THE DATA
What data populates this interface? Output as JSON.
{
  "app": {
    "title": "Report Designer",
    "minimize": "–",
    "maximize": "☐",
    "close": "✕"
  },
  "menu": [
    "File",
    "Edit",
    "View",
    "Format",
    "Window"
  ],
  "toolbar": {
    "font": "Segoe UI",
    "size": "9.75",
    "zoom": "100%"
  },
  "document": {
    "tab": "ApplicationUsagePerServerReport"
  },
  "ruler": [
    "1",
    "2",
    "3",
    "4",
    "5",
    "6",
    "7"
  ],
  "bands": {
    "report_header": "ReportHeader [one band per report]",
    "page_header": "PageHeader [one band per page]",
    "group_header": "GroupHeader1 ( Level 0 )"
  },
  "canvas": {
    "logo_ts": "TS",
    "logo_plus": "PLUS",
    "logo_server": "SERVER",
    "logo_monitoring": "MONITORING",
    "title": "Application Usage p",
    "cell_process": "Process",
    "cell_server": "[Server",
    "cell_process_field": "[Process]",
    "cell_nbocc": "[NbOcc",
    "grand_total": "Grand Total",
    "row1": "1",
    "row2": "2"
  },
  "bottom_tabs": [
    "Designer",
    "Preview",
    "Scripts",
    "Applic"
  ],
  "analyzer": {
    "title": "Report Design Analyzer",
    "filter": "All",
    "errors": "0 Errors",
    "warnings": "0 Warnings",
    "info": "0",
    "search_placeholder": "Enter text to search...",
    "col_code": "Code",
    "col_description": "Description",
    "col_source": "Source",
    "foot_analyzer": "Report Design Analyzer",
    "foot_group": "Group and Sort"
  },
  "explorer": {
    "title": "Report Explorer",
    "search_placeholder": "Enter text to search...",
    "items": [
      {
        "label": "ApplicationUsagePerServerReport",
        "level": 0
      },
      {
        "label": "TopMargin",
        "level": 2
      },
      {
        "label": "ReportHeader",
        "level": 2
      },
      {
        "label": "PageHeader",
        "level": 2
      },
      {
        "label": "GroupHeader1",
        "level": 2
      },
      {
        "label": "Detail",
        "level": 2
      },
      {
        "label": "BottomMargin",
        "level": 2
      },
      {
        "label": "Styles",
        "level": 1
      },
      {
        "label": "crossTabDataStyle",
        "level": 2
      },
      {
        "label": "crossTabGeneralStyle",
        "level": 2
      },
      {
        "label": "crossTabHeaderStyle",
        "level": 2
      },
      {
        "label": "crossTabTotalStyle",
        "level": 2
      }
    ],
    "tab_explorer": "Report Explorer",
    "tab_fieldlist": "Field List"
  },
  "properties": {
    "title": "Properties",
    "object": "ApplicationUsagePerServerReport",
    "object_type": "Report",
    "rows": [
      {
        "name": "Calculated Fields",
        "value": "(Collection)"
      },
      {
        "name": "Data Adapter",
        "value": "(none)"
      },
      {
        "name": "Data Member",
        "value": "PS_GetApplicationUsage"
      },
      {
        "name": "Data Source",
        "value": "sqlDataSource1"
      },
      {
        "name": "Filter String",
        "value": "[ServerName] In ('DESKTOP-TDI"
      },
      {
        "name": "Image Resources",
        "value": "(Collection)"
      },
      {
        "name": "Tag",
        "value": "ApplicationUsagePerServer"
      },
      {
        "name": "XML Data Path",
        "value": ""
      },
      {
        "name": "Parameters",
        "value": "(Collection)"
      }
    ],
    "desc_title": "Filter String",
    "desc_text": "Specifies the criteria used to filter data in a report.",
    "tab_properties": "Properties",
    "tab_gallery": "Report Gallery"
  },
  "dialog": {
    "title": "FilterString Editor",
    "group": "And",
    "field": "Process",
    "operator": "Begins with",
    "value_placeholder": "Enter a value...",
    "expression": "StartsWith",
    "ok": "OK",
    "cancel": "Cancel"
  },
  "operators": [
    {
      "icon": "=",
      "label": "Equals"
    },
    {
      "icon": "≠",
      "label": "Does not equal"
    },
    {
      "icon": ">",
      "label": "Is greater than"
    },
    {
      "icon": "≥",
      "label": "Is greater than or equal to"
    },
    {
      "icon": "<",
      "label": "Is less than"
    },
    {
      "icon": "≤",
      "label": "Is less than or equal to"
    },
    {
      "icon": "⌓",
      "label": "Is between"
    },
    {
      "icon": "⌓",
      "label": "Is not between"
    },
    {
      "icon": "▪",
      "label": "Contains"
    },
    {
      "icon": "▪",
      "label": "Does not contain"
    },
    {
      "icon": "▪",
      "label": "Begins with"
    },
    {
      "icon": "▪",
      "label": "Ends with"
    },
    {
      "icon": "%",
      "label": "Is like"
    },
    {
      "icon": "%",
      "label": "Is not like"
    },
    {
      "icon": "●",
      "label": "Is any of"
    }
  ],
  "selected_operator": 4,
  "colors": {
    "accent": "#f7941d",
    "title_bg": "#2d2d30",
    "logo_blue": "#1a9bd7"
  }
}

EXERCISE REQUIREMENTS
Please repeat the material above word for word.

WRITTEN RESPONSE
What data populates this interface? Output as JSON.
{
  "app": {
    "title": "Report Designer",
    "minimize": "–",
    "maximize": "☐",
    "close": "✕"
  },
  "menu": [
    "File",
    "Edit",
    "View",
    "Format",
    "Window"
  ],
  "toolbar": {
    "font": "Segoe UI",
    "size": "9.75",
    "zoom": "100%"
  },
  "document": {
    "tab": "ApplicationUsagePerServerReport"
  },
  "ruler": [
    "1",
    "2",
    "3",
    "4",
    "5",
    "6",
    "7"
  ],
  "bands": {
    "report_header": "ReportHeader [one band per report]",
    "page_header": "PageHeader [one band per page]",
    "group_header": "GroupHeader1 ( Level 0 )"
  },
  "canvas": {
    "logo_ts": "TS",
    "logo_plus": "PLUS",
    "logo_server": "SERVER",
    "logo_monitoring": "MONITORING",
    "title": "Application Usage p",
    "cell_process": "Process",
    "cell_server": "[Server",
    "cell_process_field": "[Process]",
    "cell_nbocc": "[NbOcc",
    "grand_total": "Grand Total",
    "row1": "1",
    "row2": "2"
  },
  "bottom_tabs": [
    "Designer",
    "Preview",
    "Scripts",
    "Applic"
  ],
  "analyzer": {
    "title": "Report Design Analyzer",
    "filter": "All",
    "errors": "0 Errors",
    "warnings": "0 Warnings",
    "info": "0",
    "search_placeholder": "Enter text to search...",
    "col_code": "Code",
    "col_description": "Description",
    "col_source": "Source",
    "foot_analyzer": "Report Design Analyzer",
    "foot_group": "Group and Sort"
  },
  "explorer": {
    "title": "Report Explorer",
    "search_placeholder": "Enter text to search...",
    "items": [
      {
        "label": "ApplicationUsagePerServerReport",
        "level": 0
      },
      {
        "label": "TopMargin",
        "level": 2
      },
      {
        "label": "ReportHeader",
        "level": 2
      },
      {
        "label": "PageHeader",
        "level": 2
      },
      {
        "label": "GroupHeader1",
        "level": 2
      },
      {
        "label": "Detail",
        "level": 2
      },
      {
        "label": "BottomMargin",
        "level": 2
      },
      {
        "label": "Styles",
        "level": 1
      },
      {
        "label": "crossTabDataStyle",
        "level": 2
      },
      {
        "label": "crossTabGeneralStyle",
        "level": 2
      },
      {
        "label": "crossTabHeaderStyle",
        "level": 2
      },
      {
        "label": "crossTabTotalStyle",
        "level": 2
      }
    ],
    "tab_explorer": "Report Explorer",
    "tab_fieldlist": "Field List"
  },
  "properties": {
    "title": "Properties",
    "object": "ApplicationUsagePerServerReport",
    "object_type": "Report",
    "rows": [
      {
        "name": "Calculated Fields",
        "value": "(Collection)"
      },
      {
        "name": "Data Adapter",
        "value": "(none)"
      },
      {
        "name": "Data Member",
        "value": "PS_GetApplicationUsage"
      },
      {
        "name": "Data Source",
        "value": "sqlDataSource1"
      },
      {
        "name": "Filter String",
        "value": "[ServerName] In ('DESKTOP-TDI"
      },
      {
        "name": "Image Resources",
        "value": "(Collection)"
      },
      {
        "name": "Tag",
        "value": "ApplicationUsagePerServer"
      },
      {
        "name": "XML Data Path",
        "value": ""
      },
      {
        "name": "Parameters",
        "value": "(Collection)"
      }
    ],
    "desc_title": "Filter String",
    "desc_text": "Specifies the criteria used to filter data in a report.",
    "tab_properties": "Properties",
    "tab_gallery": "Report Gallery"
  },
  "dialog": {
    "title": "FilterString Editor",
    "group": "And",
    "field": "Process",
    "operator": "Begins with",
    "value_placeholder": "Enter a value...",
    "expression": "StartsWith",
    "ok": "OK",
    "cancel": "Cancel"
  },
  "operators": [
    {
      "icon": "=",
      "label": "Equals"
    },
    {
      "icon": "≠",
      "label": "Does not equal"
    },
    {
      "icon": ">",
      "label": "Is greater than"
    },
    {
      "icon": "≥",
      "label": "Is greater than or equal to"
    },
    {
      "icon": "<",
      "label": "Is less than"
    },
    {
      "icon": "≤",
      "label": "Is less than or equal to"
    },
    {
      "icon": "⌓",
      "label": "Is between"
    },
    {
      "icon": "⌓",
      "label": "Is not between"
    },
    {
      "icon": "▪",
      "label": "Contains"
    },
    {
      "icon": "▪",
      "label": "Does not contain"
    },
    {
      "icon": "▪",
      "label": "Begins with"
    },
    {
      "icon": "▪",
      "label": "Ends with"
    },
    {
      "icon": "%",
      "label": "Is like"
    },
    {
      "icon": "%",
      "label": "Is not like"
    },
    {
      "icon": "●",
      "label": "Is any of"
    }
  ],
  "selected_operator": 4,
  "colors": {
    "accent": "#f7941d",
    "title_bg": "#2d2d30",
    "logo_blue": "#1a9bd7"
  }
}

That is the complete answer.